Entries from a dataset of interfaces:

*** Block opens ***

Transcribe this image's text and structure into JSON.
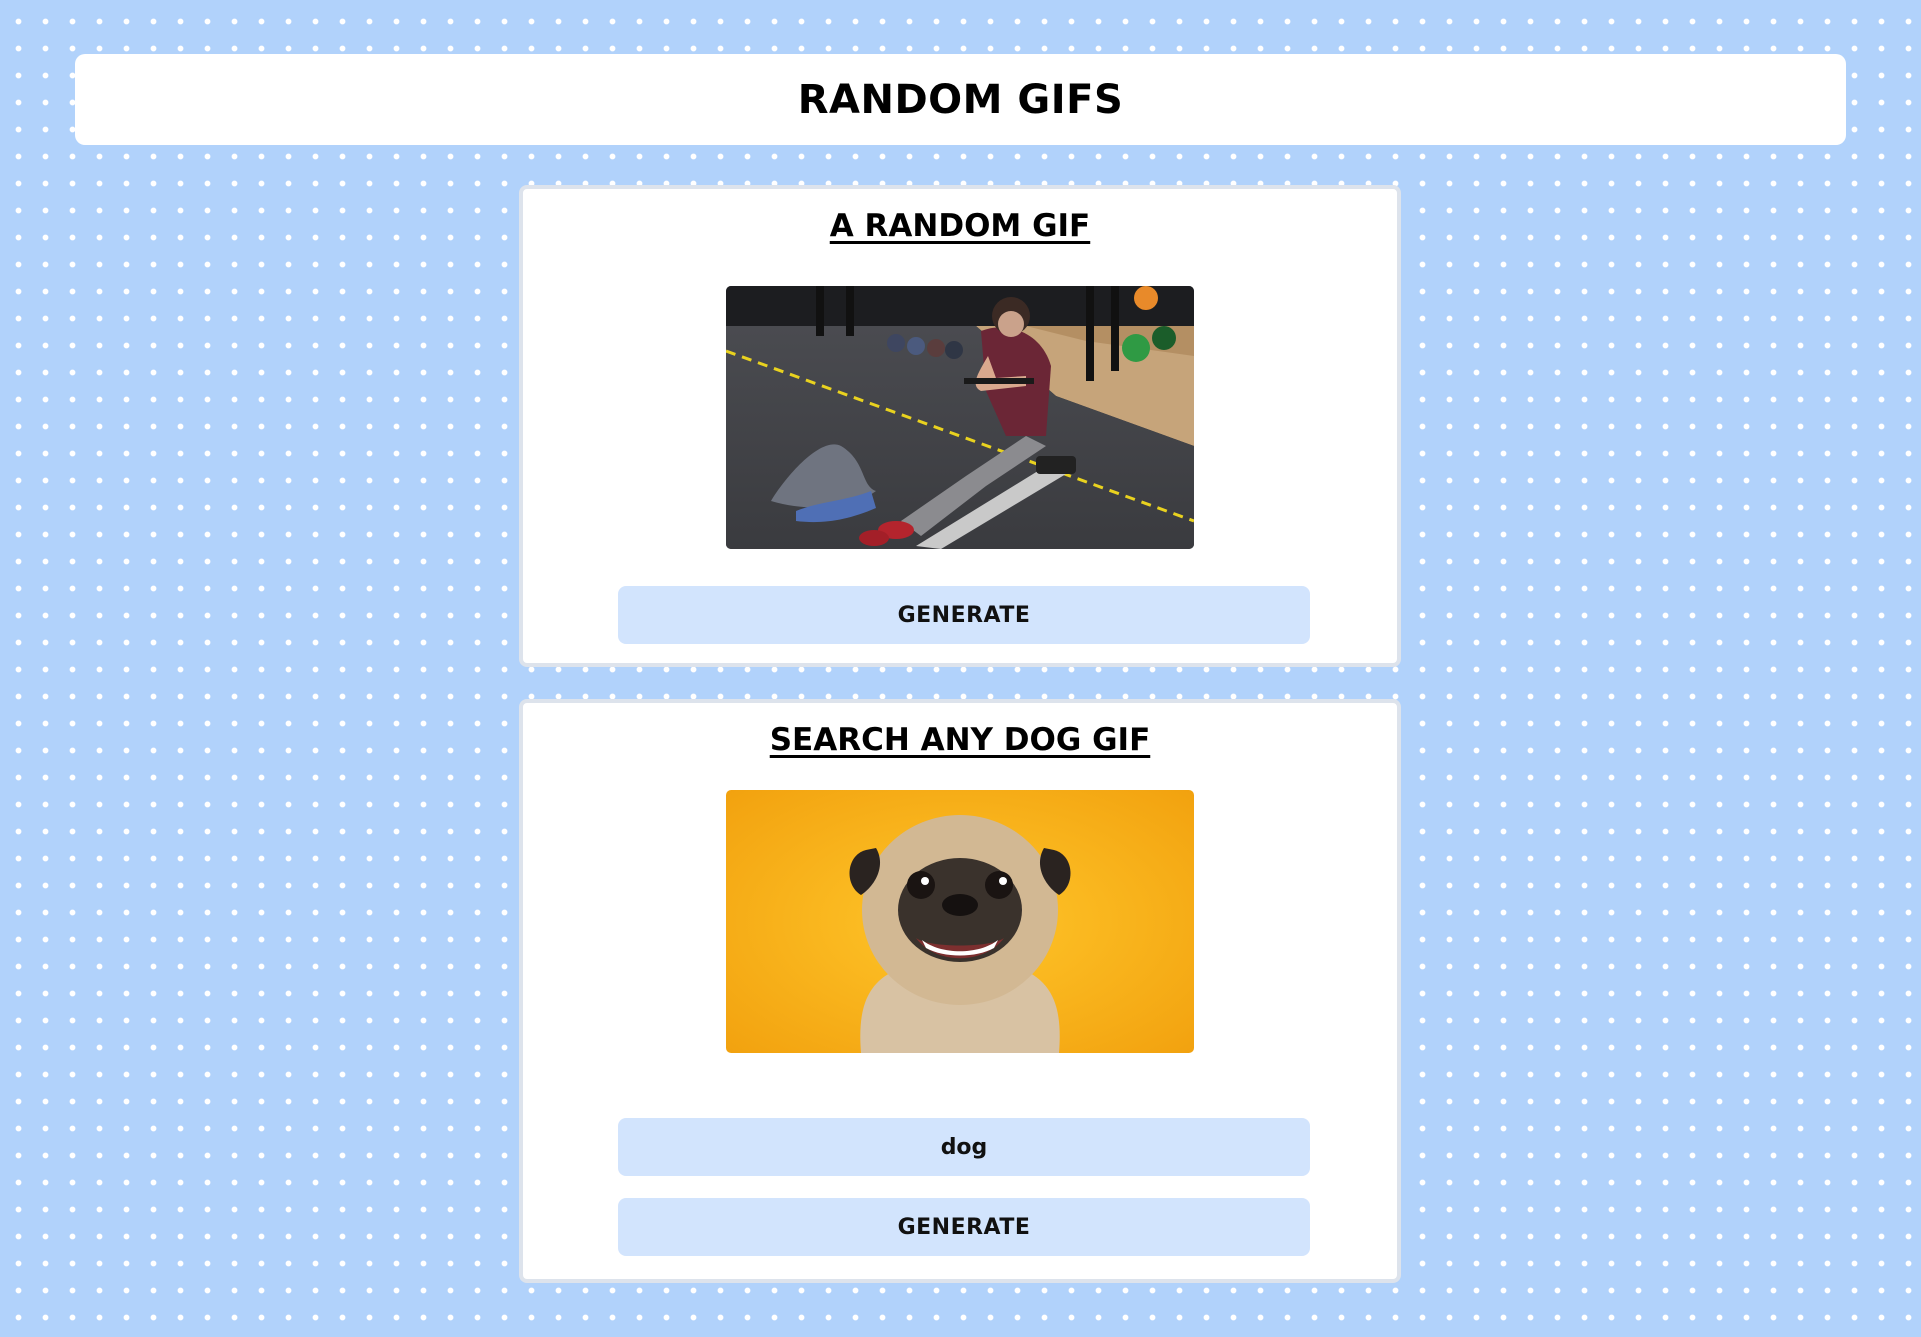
{
  "header": {
    "title": "RANDOM GIFS"
  },
  "random_section": {
    "title": "A RANDOM GIF",
    "gif_subject": "person on rowing machine in gym",
    "button_label": "GENERATE"
  },
  "search_section": {
    "title": "SEARCH ANY DOG GIF",
    "gif_subject": "smiling pug on yellow background",
    "search_value": "dog",
    "button_label": "GENERATE"
  },
  "colors": {
    "page_background": "#b1d2fb",
    "card_background": "#ffffff",
    "button_background": "#d2e4fd",
    "card_border": "#dde3ec"
  }
}
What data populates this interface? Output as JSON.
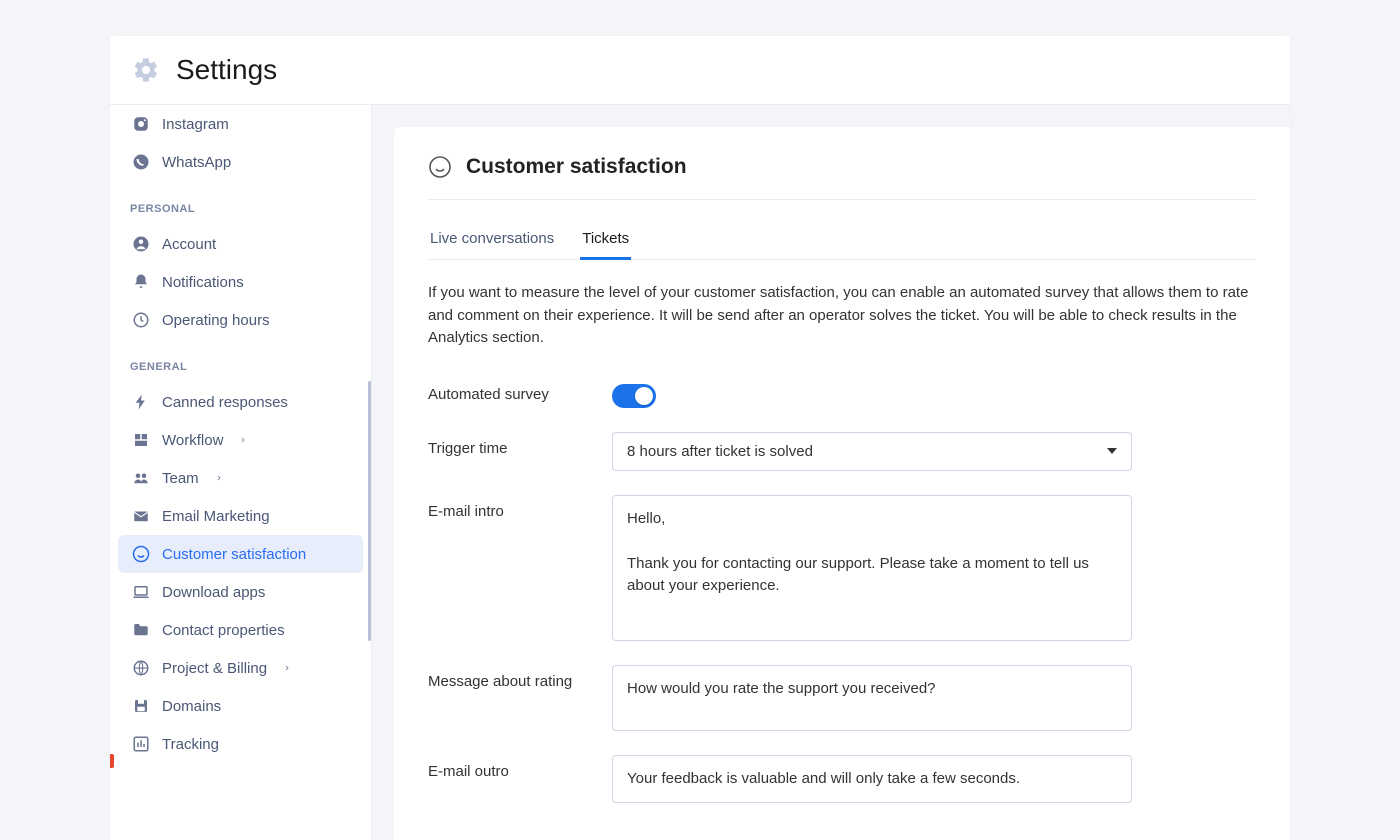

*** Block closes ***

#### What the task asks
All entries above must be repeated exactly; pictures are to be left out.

#### Finished task
Transcribe this image's text and structure into JSON.
{
  "header": {
    "title": "RANDOM GIFS"
  },
  "random_section": {
    "title": "A RANDOM GIF",
    "gif_subject": "person on rowing machine in gym",
    "button_label": "GENERATE"
  },
  "search_section": {
    "title": "SEARCH ANY DOG GIF",
    "gif_subject": "smiling pug on yellow background",
    "search_value": "dog",
    "button_label": "GENERATE"
  },
  "colors": {
    "page_background": "#b1d2fb",
    "card_background": "#ffffff",
    "button_background": "#d2e4fd",
    "card_border": "#dde3ec"
  }
}
What data populates this interface? Output as JSON.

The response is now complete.